=== What to do ===
Nothing in the records should be altered; retype them all exactly.

=== Record extracts ===

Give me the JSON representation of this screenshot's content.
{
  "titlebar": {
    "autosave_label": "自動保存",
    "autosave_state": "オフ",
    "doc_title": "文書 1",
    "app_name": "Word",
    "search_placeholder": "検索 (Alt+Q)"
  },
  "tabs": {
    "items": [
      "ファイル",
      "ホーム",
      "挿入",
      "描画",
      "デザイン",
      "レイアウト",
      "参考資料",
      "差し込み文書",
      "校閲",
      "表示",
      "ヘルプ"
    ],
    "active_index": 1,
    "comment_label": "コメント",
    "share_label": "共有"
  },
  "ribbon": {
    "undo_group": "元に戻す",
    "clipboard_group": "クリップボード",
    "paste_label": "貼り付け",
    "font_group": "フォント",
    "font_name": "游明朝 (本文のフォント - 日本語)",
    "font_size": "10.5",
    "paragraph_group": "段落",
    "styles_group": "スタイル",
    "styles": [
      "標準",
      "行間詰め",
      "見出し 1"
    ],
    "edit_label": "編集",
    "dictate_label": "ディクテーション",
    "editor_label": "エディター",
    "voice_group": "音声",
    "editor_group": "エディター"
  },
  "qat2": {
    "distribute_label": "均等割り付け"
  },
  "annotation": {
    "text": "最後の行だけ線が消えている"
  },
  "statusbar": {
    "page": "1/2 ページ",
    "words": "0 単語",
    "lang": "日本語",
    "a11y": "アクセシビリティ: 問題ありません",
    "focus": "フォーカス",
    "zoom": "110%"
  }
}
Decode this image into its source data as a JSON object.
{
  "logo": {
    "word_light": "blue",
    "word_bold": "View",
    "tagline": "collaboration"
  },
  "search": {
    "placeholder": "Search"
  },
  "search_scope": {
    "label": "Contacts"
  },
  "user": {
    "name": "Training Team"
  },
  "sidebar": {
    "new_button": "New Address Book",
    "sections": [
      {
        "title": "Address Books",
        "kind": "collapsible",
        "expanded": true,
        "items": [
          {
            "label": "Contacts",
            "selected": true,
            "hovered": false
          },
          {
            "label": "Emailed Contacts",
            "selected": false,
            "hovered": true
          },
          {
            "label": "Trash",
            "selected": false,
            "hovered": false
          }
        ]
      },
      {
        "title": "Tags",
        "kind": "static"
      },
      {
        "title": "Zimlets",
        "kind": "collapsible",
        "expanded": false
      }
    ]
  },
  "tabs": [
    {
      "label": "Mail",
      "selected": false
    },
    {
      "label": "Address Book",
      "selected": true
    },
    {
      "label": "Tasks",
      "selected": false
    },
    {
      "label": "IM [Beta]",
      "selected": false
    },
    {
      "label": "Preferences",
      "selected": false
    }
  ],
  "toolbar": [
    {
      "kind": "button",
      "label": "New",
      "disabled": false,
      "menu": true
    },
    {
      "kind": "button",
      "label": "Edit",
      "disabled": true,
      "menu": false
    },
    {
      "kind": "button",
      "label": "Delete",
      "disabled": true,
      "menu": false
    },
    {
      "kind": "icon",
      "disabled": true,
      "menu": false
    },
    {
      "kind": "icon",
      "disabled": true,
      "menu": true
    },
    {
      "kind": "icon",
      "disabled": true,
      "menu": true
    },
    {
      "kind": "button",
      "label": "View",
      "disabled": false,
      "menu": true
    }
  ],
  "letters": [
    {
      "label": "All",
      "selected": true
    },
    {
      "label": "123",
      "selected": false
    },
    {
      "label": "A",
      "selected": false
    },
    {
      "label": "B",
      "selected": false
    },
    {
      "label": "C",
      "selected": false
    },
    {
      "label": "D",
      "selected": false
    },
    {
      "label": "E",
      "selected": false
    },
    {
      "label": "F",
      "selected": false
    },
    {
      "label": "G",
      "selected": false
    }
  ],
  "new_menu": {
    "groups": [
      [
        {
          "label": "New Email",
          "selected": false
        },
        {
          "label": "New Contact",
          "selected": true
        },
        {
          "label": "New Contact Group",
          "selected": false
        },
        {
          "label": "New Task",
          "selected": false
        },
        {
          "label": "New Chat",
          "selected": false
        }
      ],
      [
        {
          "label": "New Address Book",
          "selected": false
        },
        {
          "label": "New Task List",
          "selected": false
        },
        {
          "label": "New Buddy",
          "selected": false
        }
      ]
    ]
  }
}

=== Answer to this exercise ===
Give me the JSON representation of this screenshot's content.
{
  "titlebar": {
    "autosave_label": "自動保存",
    "autosave_state": "オフ",
    "doc_title": "文書 1",
    "app_name": "Word",
    "search_placeholder": "検索 (Alt+Q)"
  },
  "tabs": {
    "items": [
      "ファイル",
      "ホーム",
      "挿入",
      "描画",
      "デザイン",
      "レイアウト",
      "参考資料",
      "差し込み文書",
      "校閲",
      "表示",
      "ヘルプ"
    ],
    "active_index": 1,
    "comment_label": "コメント",
    "share_label": "共有"
  },
  "ribbon": {
    "undo_group": "元に戻す",
    "clipboard_group": "クリップボード",
    "paste_label": "貼り付け",
    "font_group": "フォント",
    "font_name": "游明朝 (本文のフォント - 日本語)",
    "font_size": "10.5",
    "paragraph_group": "段落",
    "styles_group": "スタイル",
    "styles": [
      "標準",
      "行間詰め",
      "見出し 1"
    ],
    "edit_label": "編集",
    "dictate_label": "ディクテーション",
    "editor_label": "エディター",
    "voice_group": "音声",
    "editor_group": "エディター"
  },
  "qat2": {
    "distribute_label": "均等割り付け"
  },
  "annotation": {
    "text": "最後の行だけ線が消えている"
  },
  "statusbar": {
    "page": "1/2 ページ",
    "words": "0 単語",
    "lang": "日本語",
    "a11y": "アクセシビリティ: 問題ありません",
    "focus": "フォーカス",
    "zoom": "110%"
  }
}
Decode this image into its source data as a JSON object.
{
  "logo": {
    "word_light": "blue",
    "word_bold": "View",
    "tagline": "collaboration"
  },
  "search": {
    "placeholder": "Search"
  },
  "search_scope": {
    "label": "Contacts"
  },
  "user": {
    "name": "Training Team"
  },
  "sidebar": {
    "new_button": "New Address Book",
    "sections": [
      {
        "title": "Address Books",
        "kind": "collapsible",
        "expanded": true,
        "items": [
          {
            "label": "Contacts",
            "selected": true,
            "hovered": false
          },
          {
            "label": "Emailed Contacts",
            "selected": false,
            "hovered": true
          },
          {
            "label": "Trash",
            "selected": false,
            "hovered": false
          }
        ]
      },
      {
        "title": "Tags",
        "kind": "static"
      },
      {
        "title": "Zimlets",
        "kind": "collapsible",
        "expanded": false
      }
    ]
  },
  "tabs": [
    {
      "label": "Mail",
      "selected": false
    },
    {
      "label": "Address Book",
      "selected": true
    },
    {
      "label": "Tasks",
      "selected": false
    },
    {
      "label": "IM [Beta]",
      "selected": false
    },
    {
      "label": "Preferences",
      "selected": false
    }
  ],
  "toolbar": [
    {
      "kind": "button",
      "label": "New",
      "disabled": false,
      "menu": true
    },
    {
      "kind": "button",
      "label": "Edit",
      "disabled": true,
      "menu": false
    },
    {
      "kind": "button",
      "label": "Delete",
      "disabled": true,
      "menu": false
    },
    {
      "kind": "icon",
      "disabled": true,
      "menu": false
    },
    {
      "kind": "icon",
      "disabled": true,
      "menu": true
    },
    {
      "kind": "icon",
      "disabled": true,
      "menu": true
    },
    {
      "kind": "button",
      "label": "View",
      "disabled": false,
      "menu": true
    }
  ],
  "letters": [
    {
      "label": "All",
      "selected": true
    },
    {
      "label": "123",
      "selected": false
    },
    {
      "label": "A",
      "selected": false
    },
    {
      "label": "B",
      "selected": false
    },
    {
      "label": "C",
      "selected": false
    },
    {
      "label": "D",
      "selected": false
    },
    {
      "label": "E",
      "selected": false
    },
    {
      "label": "F",
      "selected": false
    },
    {
      "label": "G",
      "selected": false
    }
  ],
  "new_menu": {
    "groups": [
      [
        {
          "label": "New Email",
          "selected": false
        },
        {
          "label": "New Contact",
          "selected": true
        },
        {
          "label": "New Contact Group",
          "selected": false
        },
        {
          "label": "New Task",
          "selected": false
        },
        {
          "label": "New Chat",
          "selected": false
        }
      ],
      [
        {
          "label": "New Address Book",
          "selected": false
        },
        {
          "label": "New Task List",
          "selected": false
        },
        {
          "label": "New Buddy",
          "selected": false
        }
      ]
    ]
  }
}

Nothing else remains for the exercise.